- Lawsuit Challenges Federal Water Contracts That Imperil Delta, Fish, Wildlife
- Reclamation increases allocation for Central Valley Project after April storms
- Federal agencies announce final schedule for Clear Creek spring pulse flows
- USGS report shows increasing groundwater levels in Coachella Valley
- Funding opportunity available to build drought resiliency through WaterSMART
Stored Water Provides Strong Start to Water Year 2020
Oh, what a difference a year can make!
A year ago, at the start of Water Year (WY) 2019 water storage in the State Water Project’s (SWP) largest reservoir, Lake Oroville, was at just 62 percent of average. Although many of the state’s other large reservoirs were posting better averages, water managers and state and federal agency staff were concerned that California may be headed into another drought.
Whereas the next California drought is not a matter of “if” but rather “when,” the concerns of a year ago have been put to rest for the short-term. California began its WY 2020 on Tuesday with significantly more water in storage than the previous year thanks to above-average snow and precipitation.
“The significant rainfall and snowpack made for a great water year in 2019, so we start the new year in a good place,” said Department of Water Resources (DWR) Director Karla Nemeth. “However, we all know too well that California’s weather and precipitation is highly variable. What we could have today could be gone tomorrow. Conserve. Recycle. Recharge. People and the environment depend on it.”
Several factors contributed to the state’s robust averages to begin WY 2020. Among them are the more than 30 atmospheric rivers with many making landfall in northern California in 2018-19 and the state’s snowpack which measured 175 percent of average on April 1.
Current statistics for the state’s largest reservoirs, 2019 versus 2018, include:
- State Water Project’s reservoirs –
- Lake Oroville — 102 percent of average versus 62 percent of average
- Castaic Lake — 112 percent of average compared to 108 percent of average
- Central Valley Project’s (CVP) reservoir:
- Shasta Lake — 126 percent of average versus 88 percent of average last year
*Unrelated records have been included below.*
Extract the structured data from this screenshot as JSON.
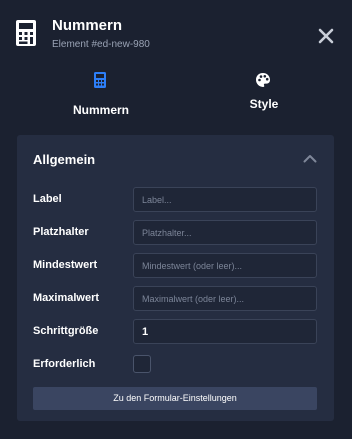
{
  "header": {
    "title": "Nummern",
    "subtitle": "Element #ed-new-980",
    "icon": "calculator-icon",
    "close_icon": "close-icon"
  },
  "tabs": [
    {
      "label": "Nummern",
      "icon": "calculator-icon",
      "active": true,
      "icon_color": "#2d7ff9"
    },
    {
      "label": "Style",
      "icon": "palette-icon",
      "active": false
    }
  ],
  "section": {
    "title": "Allgemein",
    "expanded": true,
    "fields": [
      {
        "label": "Label",
        "value": "",
        "placeholder": "Label..."
      },
      {
        "label": "Platzhalter",
        "value": "",
        "placeholder": "Platzhalter..."
      },
      {
        "label": "Mindestwert",
        "value": "",
        "placeholder": "Mindestwert (oder leer)..."
      },
      {
        "label": "Maximalwert",
        "value": "",
        "placeholder": "Maximalwert (oder leer)..."
      },
      {
        "label": "Schrittgröße",
        "value": "1",
        "placeholder": ""
      }
    ],
    "required": {
      "label": "Erforderlich",
      "checked": false
    },
    "button_label": "Zu den Formular-Einstellungen"
  },
  "colors": {
    "background": "#1b2130",
    "section": "#252d41",
    "accent": "#2d7ff9",
    "button": "#3a4561"
  }
}
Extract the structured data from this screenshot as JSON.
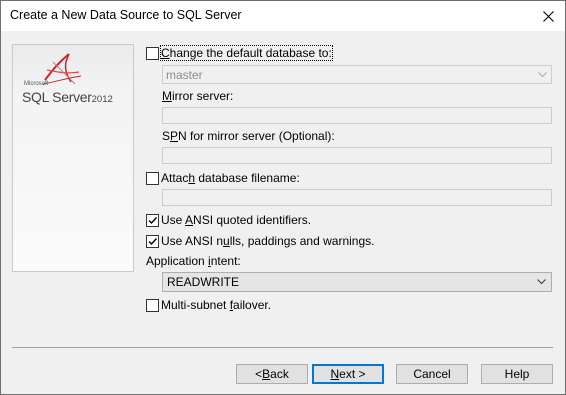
{
  "window": {
    "title": "Create a New Data Source to SQL Server"
  },
  "banner": {
    "brand_small": "Microsoft",
    "product": "SQL Server",
    "version": "2012"
  },
  "options": {
    "change_db": {
      "pre": "",
      "key": "C",
      "post": "hange the default database to:",
      "checked": false
    },
    "default_database": {
      "value": "master"
    },
    "mirror_server": {
      "pre": "",
      "key": "M",
      "post": "irror server:",
      "value": ""
    },
    "spn": {
      "pre": "S",
      "key": "P",
      "post": "N for mirror server (Optional):",
      "value": ""
    },
    "attach_db": {
      "pre": "Attac",
      "key": "h",
      "post": " database filename:",
      "checked": false,
      "value": ""
    },
    "ansi_quoted": {
      "pre": "Use ",
      "key": "A",
      "post": "NSI quoted identifiers.",
      "checked": true
    },
    "ansi_nulls": {
      "pre": "Use ANSI n",
      "key": "u",
      "post": "lls, paddings and warnings.",
      "checked": true
    },
    "app_intent": {
      "pre": "Application ",
      "key": "i",
      "post": "ntent:",
      "value": "READWRITE"
    },
    "multi_subnet": {
      "pre": "Multi-subnet ",
      "key": "f",
      "post": "ailover.",
      "checked": false
    }
  },
  "buttons": {
    "back": {
      "pre": "< ",
      "key": "B",
      "post": "ack"
    },
    "next": {
      "pre": "",
      "key": "N",
      "post": "ext >"
    },
    "cancel": {
      "label": "Cancel"
    },
    "help": {
      "label": "Help"
    }
  }
}
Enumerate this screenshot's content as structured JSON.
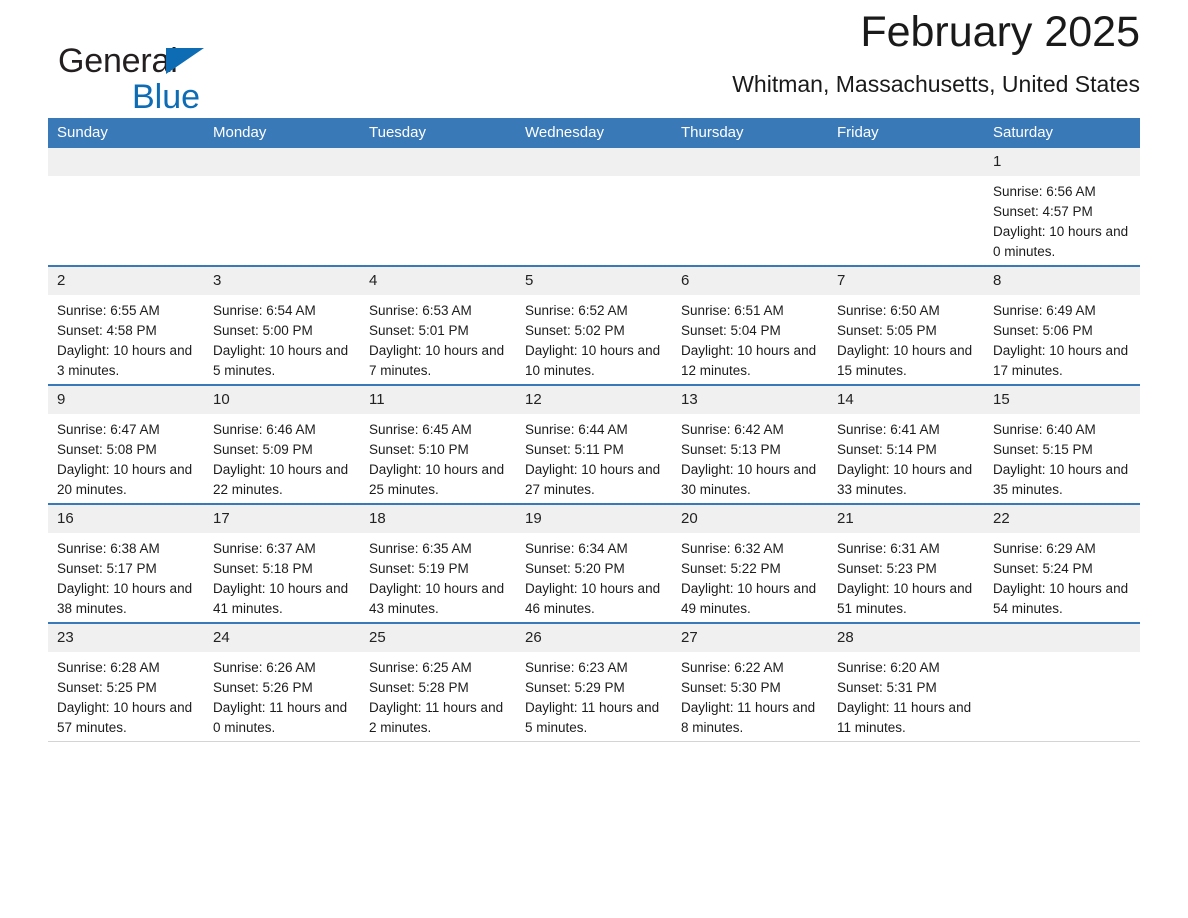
{
  "brand": {
    "name_part1": "General",
    "name_part2": "Blue",
    "accent_color": "#0d6cb4"
  },
  "header": {
    "title": "February 2025",
    "subtitle": "Whitman, Massachusetts, United States"
  },
  "theme": {
    "header_bar_color": "#3a79b8",
    "daynum_band_color": "#f0f0f0",
    "week_divider_color": "#3a79b8"
  },
  "calendar": {
    "weekday_headers": [
      "Sunday",
      "Monday",
      "Tuesday",
      "Wednesday",
      "Thursday",
      "Friday",
      "Saturday"
    ],
    "weeks": [
      [
        {
          "day": "",
          "empty": true
        },
        {
          "day": "",
          "empty": true
        },
        {
          "day": "",
          "empty": true
        },
        {
          "day": "",
          "empty": true
        },
        {
          "day": "",
          "empty": true
        },
        {
          "day": "",
          "empty": true
        },
        {
          "day": "1",
          "sunrise": "Sunrise: 6:56 AM",
          "sunset": "Sunset: 4:57 PM",
          "daylight": "Daylight: 10 hours and 0 minutes."
        }
      ],
      [
        {
          "day": "2",
          "sunrise": "Sunrise: 6:55 AM",
          "sunset": "Sunset: 4:58 PM",
          "daylight": "Daylight: 10 hours and 3 minutes."
        },
        {
          "day": "3",
          "sunrise": "Sunrise: 6:54 AM",
          "sunset": "Sunset: 5:00 PM",
          "daylight": "Daylight: 10 hours and 5 minutes."
        },
        {
          "day": "4",
          "sunrise": "Sunrise: 6:53 AM",
          "sunset": "Sunset: 5:01 PM",
          "daylight": "Daylight: 10 hours and 7 minutes."
        },
        {
          "day": "5",
          "sunrise": "Sunrise: 6:52 AM",
          "sunset": "Sunset: 5:02 PM",
          "daylight": "Daylight: 10 hours and 10 minutes."
        },
        {
          "day": "6",
          "sunrise": "Sunrise: 6:51 AM",
          "sunset": "Sunset: 5:04 PM",
          "daylight": "Daylight: 10 hours and 12 minutes."
        },
        {
          "day": "7",
          "sunrise": "Sunrise: 6:50 AM",
          "sunset": "Sunset: 5:05 PM",
          "daylight": "Daylight: 10 hours and 15 minutes."
        },
        {
          "day": "8",
          "sunrise": "Sunrise: 6:49 AM",
          "sunset": "Sunset: 5:06 PM",
          "daylight": "Daylight: 10 hours and 17 minutes."
        }
      ],
      [
        {
          "day": "9",
          "sunrise": "Sunrise: 6:47 AM",
          "sunset": "Sunset: 5:08 PM",
          "daylight": "Daylight: 10 hours and 20 minutes."
        },
        {
          "day": "10",
          "sunrise": "Sunrise: 6:46 AM",
          "sunset": "Sunset: 5:09 PM",
          "daylight": "Daylight: 10 hours and 22 minutes."
        },
        {
          "day": "11",
          "sunrise": "Sunrise: 6:45 AM",
          "sunset": "Sunset: 5:10 PM",
          "daylight": "Daylight: 10 hours and 25 minutes."
        },
        {
          "day": "12",
          "sunrise": "Sunrise: 6:44 AM",
          "sunset": "Sunset: 5:11 PM",
          "daylight": "Daylight: 10 hours and 27 minutes."
        },
        {
          "day": "13",
          "sunrise": "Sunrise: 6:42 AM",
          "sunset": "Sunset: 5:13 PM",
          "daylight": "Daylight: 10 hours and 30 minutes."
        },
        {
          "day": "14",
          "sunrise": "Sunrise: 6:41 AM",
          "sunset": "Sunset: 5:14 PM",
          "daylight": "Daylight: 10 hours and 33 minutes."
        },
        {
          "day": "15",
          "sunrise": "Sunrise: 6:40 AM",
          "sunset": "Sunset: 5:15 PM",
          "daylight": "Daylight: 10 hours and 35 minutes."
        }
      ],
      [
        {
          "day": "16",
          "sunrise": "Sunrise: 6:38 AM",
          "sunset": "Sunset: 5:17 PM",
          "daylight": "Daylight: 10 hours and 38 minutes."
        },
        {
          "day": "17",
          "sunrise": "Sunrise: 6:37 AM",
          "sunset": "Sunset: 5:18 PM",
          "daylight": "Daylight: 10 hours and 41 minutes."
        },
        {
          "day": "18",
          "sunrise": "Sunrise: 6:35 AM",
          "sunset": "Sunset: 5:19 PM",
          "daylight": "Daylight: 10 hours and 43 minutes."
        },
        {
          "day": "19",
          "sunrise": "Sunrise: 6:34 AM",
          "sunset": "Sunset: 5:20 PM",
          "daylight": "Daylight: 10 hours and 46 minutes."
        },
        {
          "day": "20",
          "sunrise": "Sunrise: 6:32 AM",
          "sunset": "Sunset: 5:22 PM",
          "daylight": "Daylight: 10 hours and 49 minutes."
        },
        {
          "day": "21",
          "sunrise": "Sunrise: 6:31 AM",
          "sunset": "Sunset: 5:23 PM",
          "daylight": "Daylight: 10 hours and 51 minutes."
        },
        {
          "day": "22",
          "sunrise": "Sunrise: 6:29 AM",
          "sunset": "Sunset: 5:24 PM",
          "daylight": "Daylight: 10 hours and 54 minutes."
        }
      ],
      [
        {
          "day": "23",
          "sunrise": "Sunrise: 6:28 AM",
          "sunset": "Sunset: 5:25 PM",
          "daylight": "Daylight: 10 hours and 57 minutes."
        },
        {
          "day": "24",
          "sunrise": "Sunrise: 6:26 AM",
          "sunset": "Sunset: 5:26 PM",
          "daylight": "Daylight: 11 hours and 0 minutes."
        },
        {
          "day": "25",
          "sunrise": "Sunrise: 6:25 AM",
          "sunset": "Sunset: 5:28 PM",
          "daylight": "Daylight: 11 hours and 2 minutes."
        },
        {
          "day": "26",
          "sunrise": "Sunrise: 6:23 AM",
          "sunset": "Sunset: 5:29 PM",
          "daylight": "Daylight: 11 hours and 5 minutes."
        },
        {
          "day": "27",
          "sunrise": "Sunrise: 6:22 AM",
          "sunset": "Sunset: 5:30 PM",
          "daylight": "Daylight: 11 hours and 8 minutes."
        },
        {
          "day": "28",
          "sunrise": "Sunrise: 6:20 AM",
          "sunset": "Sunset: 5:31 PM",
          "daylight": "Daylight: 11 hours and 11 minutes."
        },
        {
          "day": "",
          "empty": true
        }
      ]
    ]
  }
}
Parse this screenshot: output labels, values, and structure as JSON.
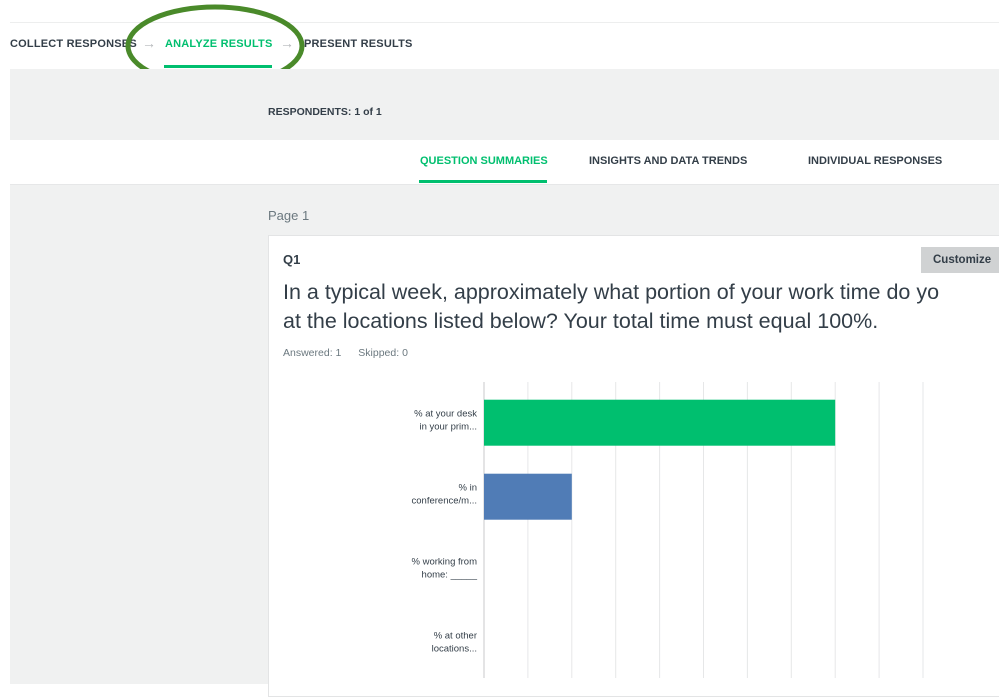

San Luis Reservoir, the largest off-stream reservoir in the United States where water is stored for both the SWP and CVP, is at 132 percent of average compared to 117 percent of average last year. Statewide reservoir storage is 128 percent of average through the end of September (the end of WY 2019) which is approximately 29.7 million acre-feet. Rainfall and snow totals help in determining annual allocations for the State Water Project.
For additional information on the state’s water storage and the state’s largest reservoirs and weather stations, visit DWR’s California Data Exchange Center website at: http://cdec.water.ca.gov/reservoir.html.